The Song of the High One
Discover the philosophy of the Old Norse.
When I say, "Philosophy", this is not mere theory, but a very practical and necessary mindset, for the Old Norse lived on the edge of existence, in some of the most extreme and inhospitable climates and lands.
Yet in such adversity, the Old Norse, in the days before modern tech', not only survived, but thrived. This took more than mere physical stamina, but also strong social ties, and individual mental toughness.
How did they endure their hard lives with resolve?
There are many examples in historical literature of famous Vikings who remained equiposed, even cheerful, in the face of the most extreme adversity. What was their secret?
What was the source of the Vikings' famous courage?
How did they navigate the complex life of the social élite?
How did they view love?
Contemplate the Hávamál, and you will learn all that, and much more.
The Hávamál is a poem - or a collection of poems - within a larger corpus known as the Poetic Edda, a collection discovered in medieval Iceland (though the language shows that the poems are much older), and one of the chief sources of the Norse heathen worldview. The Poetic Edda has been a source of great inspiration for centuries, and has been compared to the Kalavela, the Mahabharata, and other great texts of the ancient world.
And within the Edda, the Hávamál is the longest, and arguably the most important poem. Hávamál means "The Song of the High One", which means Odin, the Norse god of wisdom. Its lessons are a heathen analogue to the Book of Proverbs, or the Tao Te Ching. Besides very practical advice on how to live, there are enchanting tales of love, adventure, and magic.
Its reasoning is often plain and uncompromising. And yet, through this poem, one is led ultimately to a view of the world that is wiser, yet braver and carefree. At times, the poem is cryptic and mysterious. The poem transports one to the life of a wanderer, a warrior, or a nobleman of the Dark Age, and yet its advice can be interpreted for the modern age by anyone who so chooses.
I've made an audio-book and PDF file this great poem, read in a natural English accent. I've used Olive Bray's 1908 translation into English, on account of her incomparable wordsmithing. Her style is a poetic, archaic yet accessible English.
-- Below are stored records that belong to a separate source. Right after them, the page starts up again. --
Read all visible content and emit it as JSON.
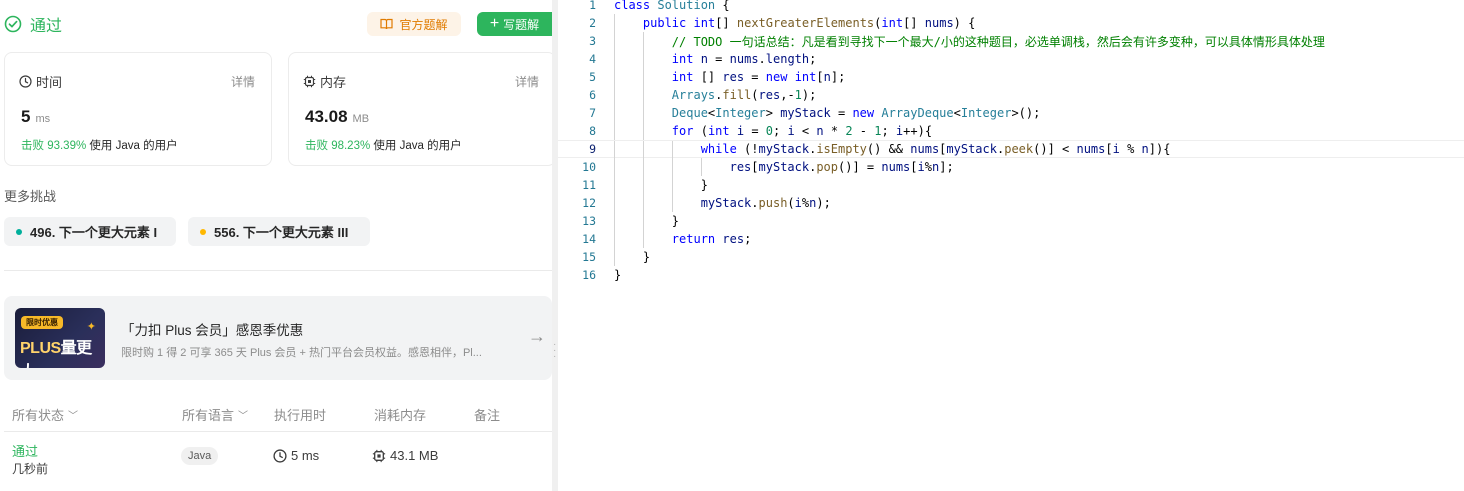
{
  "status": {
    "text": "通过",
    "color": "#2db55d"
  },
  "toolbar": {
    "official_label": "官方题解",
    "write_label": "写题解"
  },
  "runtime": {
    "title": "时间",
    "detail": "详情",
    "value": "5",
    "unit": "ms",
    "beat_pct": "击败 93.39%",
    "beat_text": "使用 Java 的用户"
  },
  "memory": {
    "title": "内存",
    "detail": "详情",
    "value": "43.08",
    "unit": "MB",
    "beat_pct": "击败 98.23%",
    "beat_text": "使用 Java 的用户"
  },
  "more": {
    "title": "更多挑战",
    "items": [
      {
        "label": "496. 下一个更大元素 I",
        "dot": "#00af9b"
      },
      {
        "label": "556. 下一个更大元素 III",
        "dot": "#ffb800"
      }
    ]
  },
  "promo": {
    "tag": "限时优惠",
    "image_text_1": "PLUS",
    "image_text_2": "量更大",
    "title": "「力扣 Plus 会员」感恩季优惠",
    "subtitle": "限时购 1 得 2 可享 365 天 Plus 会员 + 热门平台会员权益。感恩相伴，Pl..."
  },
  "submissions": {
    "headers": [
      "所有状态",
      "所有语言",
      "执行用时",
      "消耗内存",
      "备注"
    ],
    "rows": [
      {
        "status": "通过",
        "time_ago": "几秒前",
        "language": "Java",
        "runtime": "5 ms",
        "memory": "43.1 MB"
      }
    ]
  },
  "editor": {
    "line_numbers": [
      "1",
      "2",
      "3",
      "4",
      "5",
      "6",
      "7",
      "8",
      "9",
      "10",
      "11",
      "12",
      "13",
      "14",
      "15",
      "16"
    ],
    "current_line": 9
  }
}
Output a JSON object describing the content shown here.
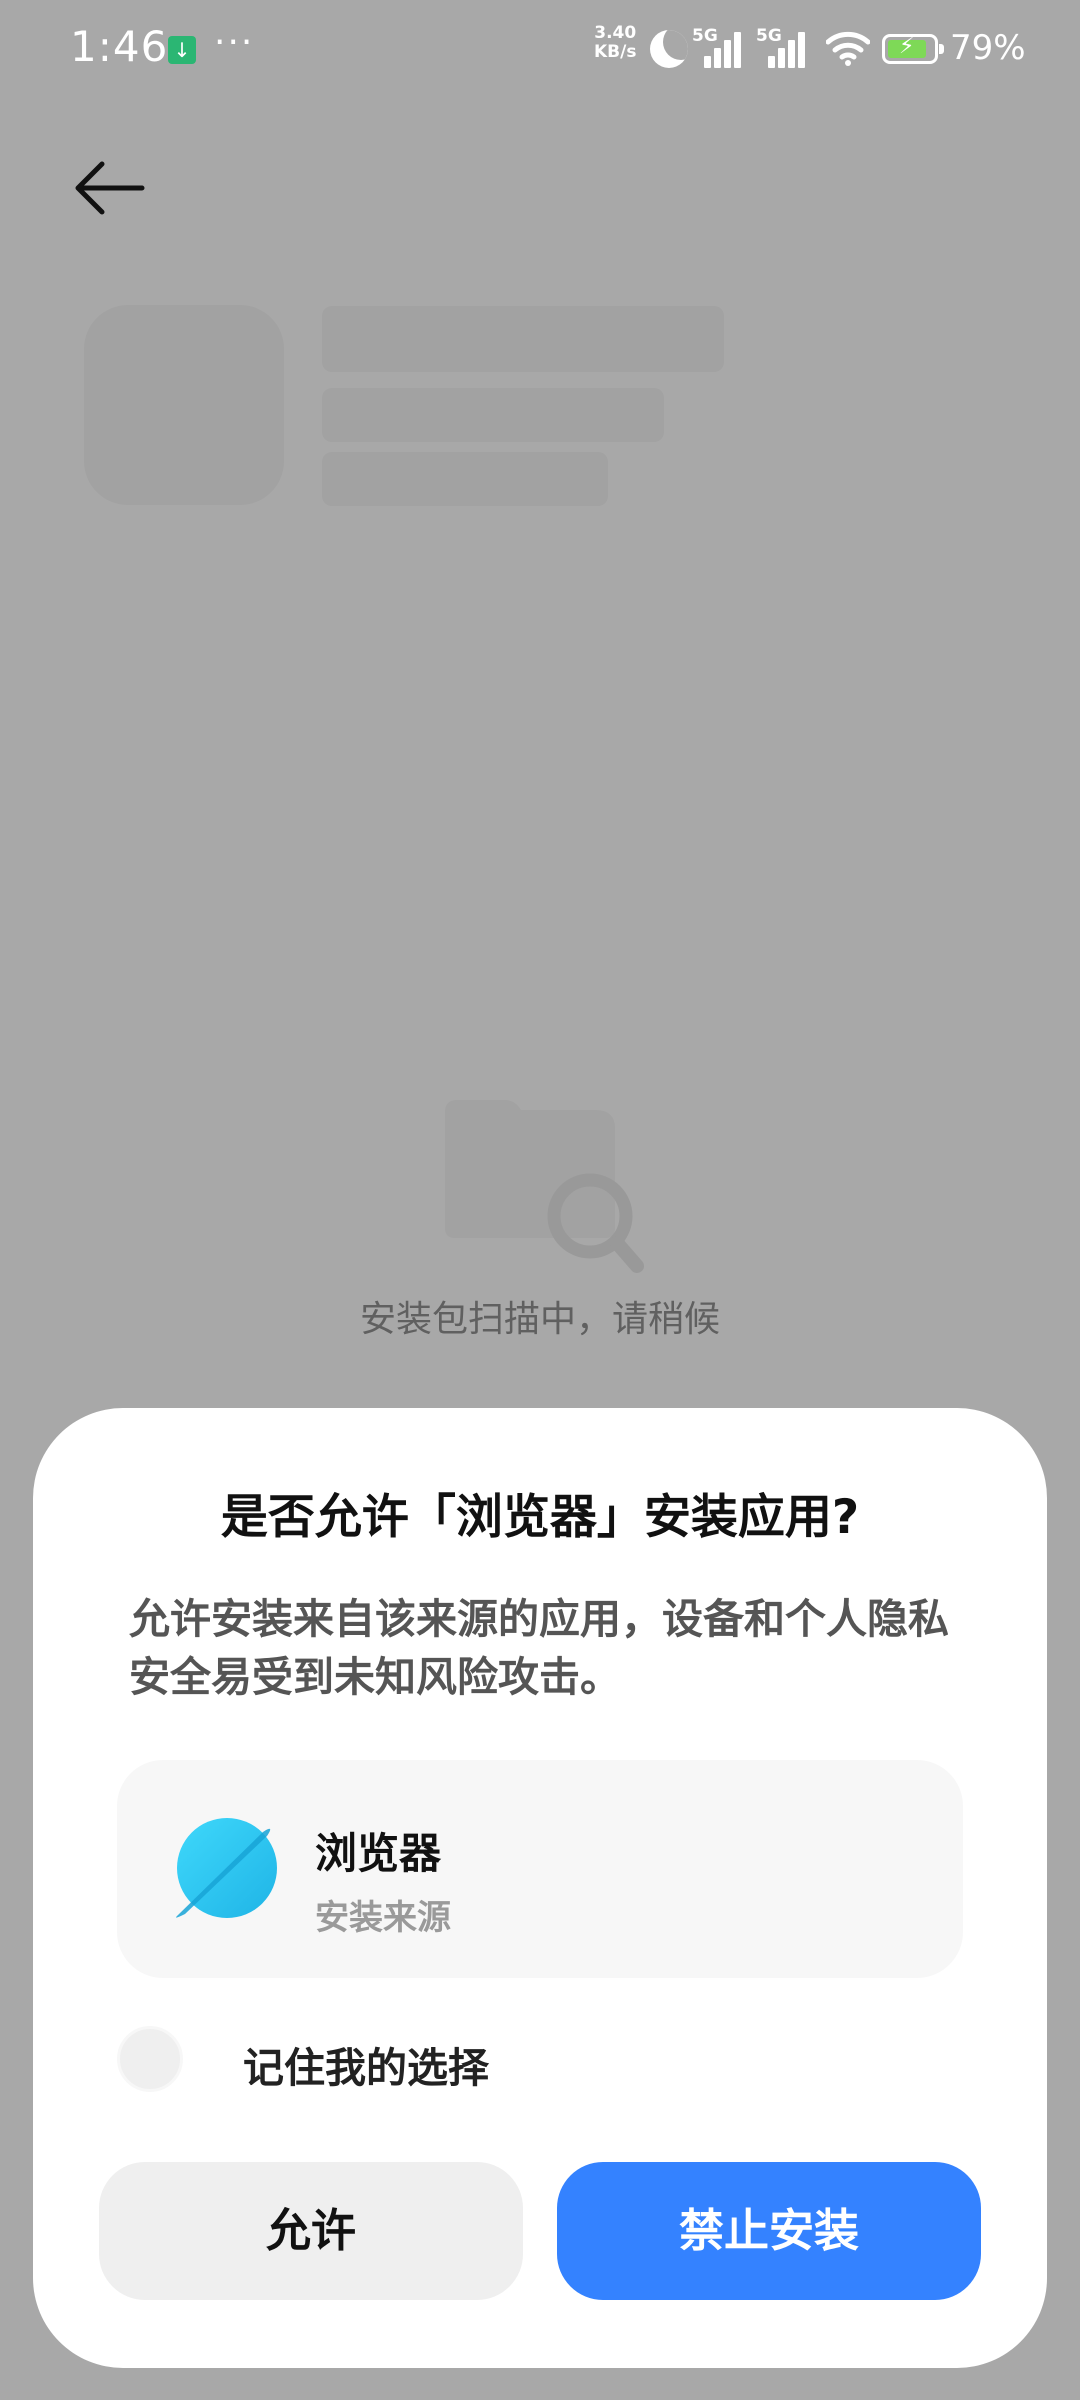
{
  "status_bar": {
    "time": "1:46",
    "net_speed_value": "3.40",
    "net_speed_unit": "KB/s",
    "sim1_label": "5G",
    "sim2_label": "5G",
    "battery_percent": "79%"
  },
  "scan": {
    "text": "安装包扫描中，请稍候"
  },
  "dialog": {
    "title": "是否允许「浏览器」安装应用?",
    "message": "允许安装来自该来源的应用，设备和个人隐私安全易受到未知风险攻击。",
    "app_name": "浏览器",
    "app_subtitle": "安装来源",
    "remember_label": "记住我的选择",
    "remember_checked": false,
    "allow_label": "允许",
    "deny_label": "禁止安装"
  },
  "colors": {
    "overlay_background": "#a8a8a8",
    "primary_button": "#3482ff",
    "secondary_button": "#efefef",
    "app_icon": "#27c3ee"
  }
}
The audio book is just over 39 minutes long, with accompanying PDF file. This is a poem that will serve as inspiration for years to come. To purchase, please click "Buy" at the bottom of this page.
If you'd prefer to read the PDF file first, without the audio, I'm happy to give you a copy on me - just fill in the form below, and I'll give you instant access.
Free PDF File
This is a 100% digital download product - there is no physical product, and no wait. The main part is a set of MP3 files, within ZIP files. You'll need software to open zip files (modern WindowsTM will do this for you - for other operating systems, please check). To read the PDF file, you can get a free PDF reader from Adobe.com, though alternative readers, like Sumatra PDF Reader, are also available.
If what you have read speaks to you, I don't want you to have any reason to hesitate in making a purchase, so I take all of the risk. In the unlikely event that you're less than delighted with these recordings, raise a support ticket within 60 days of purchase, and I will issue a full refund (see terms and conditions).